‘Father’ Heyer as he was affectionately known in India came from the General
Synod to Guntur at the age of 50, not exactly a spring chicken to begin such
demanding work.  It is exciting to read about this colorful stalwart for
outreach. He worked back and forth from the USA and India until he went for
the last time to Rajahmundry at the age of 77. Remember that this was in
those primitive days of 1870. He labored faithfully for over a year. The
present Andhra Evangelical Lutheran Church which hearkens back to the work
of men like Heyer is the largest Lutheran church in India numbering upwards
of 800,000. This church is centered in the areas of Andhra Pradesh where our
sister church, the CLCI is located. One might think then that we might be in
conflict in villages. Far from it, with over sixty million people in Andhra
Pradesh, most of whom are unconverted, there is ample elbow room to work
without conflicts.

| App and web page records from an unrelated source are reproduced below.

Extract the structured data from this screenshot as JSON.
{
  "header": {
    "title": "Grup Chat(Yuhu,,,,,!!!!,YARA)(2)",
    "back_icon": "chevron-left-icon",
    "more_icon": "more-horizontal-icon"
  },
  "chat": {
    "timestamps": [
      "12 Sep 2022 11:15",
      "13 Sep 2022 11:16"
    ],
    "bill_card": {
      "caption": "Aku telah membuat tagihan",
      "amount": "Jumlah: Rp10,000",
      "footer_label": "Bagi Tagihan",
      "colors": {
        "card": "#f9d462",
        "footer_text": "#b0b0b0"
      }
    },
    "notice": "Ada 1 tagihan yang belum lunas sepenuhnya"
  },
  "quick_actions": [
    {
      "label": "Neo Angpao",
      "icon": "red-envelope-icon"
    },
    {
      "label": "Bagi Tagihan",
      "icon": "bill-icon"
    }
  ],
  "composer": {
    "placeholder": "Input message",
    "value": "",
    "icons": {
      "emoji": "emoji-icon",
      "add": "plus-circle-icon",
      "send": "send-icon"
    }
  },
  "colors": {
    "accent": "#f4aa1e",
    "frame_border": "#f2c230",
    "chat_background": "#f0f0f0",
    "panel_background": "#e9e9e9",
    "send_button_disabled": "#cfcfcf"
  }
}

There are many more in other denominations who have worked in India in the
great century of missions.  The Anglican Henry Martyn arrived in India in
1805 and referred to the passage II Cor. 12:15, “I will most gladly spend
and be spent for your souls.”  And sure enough, after ten years of intensive
translation work, he went home to the Lord.  The Anglican Bishop of
Calcutta, who was a gifted composer, died after three years of labor in
1826. But he has left us the fine heritage of his hymns, one of which is the
missions hymn “From Greenland’s Icy Mountains.” A line from this hymn is the
title for this series, “From India’s coral strand.”

Our prayer is still as Heber wrote it:

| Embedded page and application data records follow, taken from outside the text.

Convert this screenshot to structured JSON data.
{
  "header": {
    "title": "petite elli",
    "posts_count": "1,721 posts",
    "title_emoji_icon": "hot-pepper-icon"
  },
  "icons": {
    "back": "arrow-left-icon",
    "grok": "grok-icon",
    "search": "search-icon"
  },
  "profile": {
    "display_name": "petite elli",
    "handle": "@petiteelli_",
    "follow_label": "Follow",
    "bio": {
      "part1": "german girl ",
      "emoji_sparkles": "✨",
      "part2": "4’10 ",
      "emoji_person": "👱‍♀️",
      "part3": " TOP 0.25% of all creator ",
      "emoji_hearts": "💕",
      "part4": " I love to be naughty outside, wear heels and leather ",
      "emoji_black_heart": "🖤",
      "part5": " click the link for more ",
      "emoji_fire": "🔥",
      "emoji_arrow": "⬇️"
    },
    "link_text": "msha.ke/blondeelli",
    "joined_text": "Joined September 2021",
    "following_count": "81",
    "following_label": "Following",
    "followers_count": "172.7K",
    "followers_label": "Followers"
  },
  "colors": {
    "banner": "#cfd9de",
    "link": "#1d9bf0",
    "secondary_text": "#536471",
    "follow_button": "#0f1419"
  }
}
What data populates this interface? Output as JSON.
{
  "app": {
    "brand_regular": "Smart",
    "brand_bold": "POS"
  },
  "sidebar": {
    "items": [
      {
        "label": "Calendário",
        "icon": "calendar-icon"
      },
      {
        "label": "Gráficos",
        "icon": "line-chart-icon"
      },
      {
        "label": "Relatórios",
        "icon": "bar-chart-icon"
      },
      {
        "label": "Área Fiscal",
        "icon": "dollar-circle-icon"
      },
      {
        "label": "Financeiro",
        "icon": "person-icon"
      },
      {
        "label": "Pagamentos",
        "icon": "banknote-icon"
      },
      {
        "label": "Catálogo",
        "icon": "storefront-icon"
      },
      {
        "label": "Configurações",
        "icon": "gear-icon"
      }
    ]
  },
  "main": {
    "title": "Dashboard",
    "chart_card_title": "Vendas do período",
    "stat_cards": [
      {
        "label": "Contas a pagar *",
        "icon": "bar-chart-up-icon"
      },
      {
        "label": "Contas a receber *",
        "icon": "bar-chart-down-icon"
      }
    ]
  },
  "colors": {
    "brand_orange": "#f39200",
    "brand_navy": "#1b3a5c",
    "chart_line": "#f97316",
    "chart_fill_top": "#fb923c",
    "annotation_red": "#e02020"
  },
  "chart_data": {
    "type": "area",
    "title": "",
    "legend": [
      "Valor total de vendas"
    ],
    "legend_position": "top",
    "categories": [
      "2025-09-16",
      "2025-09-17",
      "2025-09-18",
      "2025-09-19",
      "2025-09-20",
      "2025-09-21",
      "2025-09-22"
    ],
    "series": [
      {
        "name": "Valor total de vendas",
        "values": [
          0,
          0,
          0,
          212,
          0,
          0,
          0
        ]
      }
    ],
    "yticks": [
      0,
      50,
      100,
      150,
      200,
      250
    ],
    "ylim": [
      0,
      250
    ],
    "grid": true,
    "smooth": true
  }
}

Waft, waft, ye winds, his story,
And you, ye waters, roll,
Till like a sea of glory
It spreads from pole to pole;
Till o’er our ransomed nature
The Lamb for sinners slain,
Redeemer, King, Creator,
In bliss returns to reign. (TLH 495:4)

–Missionary David Koenig

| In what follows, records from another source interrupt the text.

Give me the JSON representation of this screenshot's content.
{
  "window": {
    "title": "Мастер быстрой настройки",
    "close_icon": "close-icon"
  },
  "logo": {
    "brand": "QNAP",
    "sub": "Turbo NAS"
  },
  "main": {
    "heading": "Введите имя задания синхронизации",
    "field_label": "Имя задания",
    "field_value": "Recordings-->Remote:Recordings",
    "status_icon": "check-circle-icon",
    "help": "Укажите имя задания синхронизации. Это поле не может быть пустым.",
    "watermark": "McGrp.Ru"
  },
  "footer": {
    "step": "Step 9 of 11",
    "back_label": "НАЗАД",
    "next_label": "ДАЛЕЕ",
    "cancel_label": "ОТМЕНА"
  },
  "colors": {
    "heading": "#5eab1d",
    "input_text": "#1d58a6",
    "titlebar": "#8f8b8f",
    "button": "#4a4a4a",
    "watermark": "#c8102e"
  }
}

Upcoming Travel
This is to alert our brothers in our sister churches about my travel plans, God-willing.
India – I arrive in Chennai Sept. 9th and leave Oct. 18th. Our English Pastoral Conference is Sept.27-29. A mission trip to the Andaman Islands is also planned during this time with Pastors D. Paul and Deepak.
Kenya – I arrive in Nairobi Oct. 18th and leave Nov. 19th. During this time we will have our English Pastoral Conference at Etago from Oct. 14th. During the time I will be making arrangements to travel to Uganda and Tanzania working out the details with our brothers in the CLCK, LCEA and CLCEA.
South Africa – I arrive in Johannesburg Nov. 19th and leave Dec. 11th. During this time I will be getting the visa for Congo and traveling there and back. Pastor Povolny will be also going to Congo at the same time. We pray then that he will be able to go to Congo each year replacing me.
Ghana – I arrive in Accra Dec. 11th and leave Lagos Dec. 24th. During this time I will be traveling to: Denu(Ghana), Lome(Togo), and  Efa Anyam(Nigeria).
While I delight to work with our brothers and sisters in Africa, I recognize that there is more time needed there. We are praying that God will give us other volunteers like Pastor Povolny to go to the other of our sister churches with regularity. The Mission Board of the CLC is continuing calling a second foreign missionary to go to India and also travel in Africa for the time being. May we all pray that that call of our God is answered. As of now plans are also in place for Pastors Ohlmann and J. Fleischer to come to work in India beginning Nov. 14th. We thank the Lord for such willing workers. May God raise up even more.

Pastor Koenig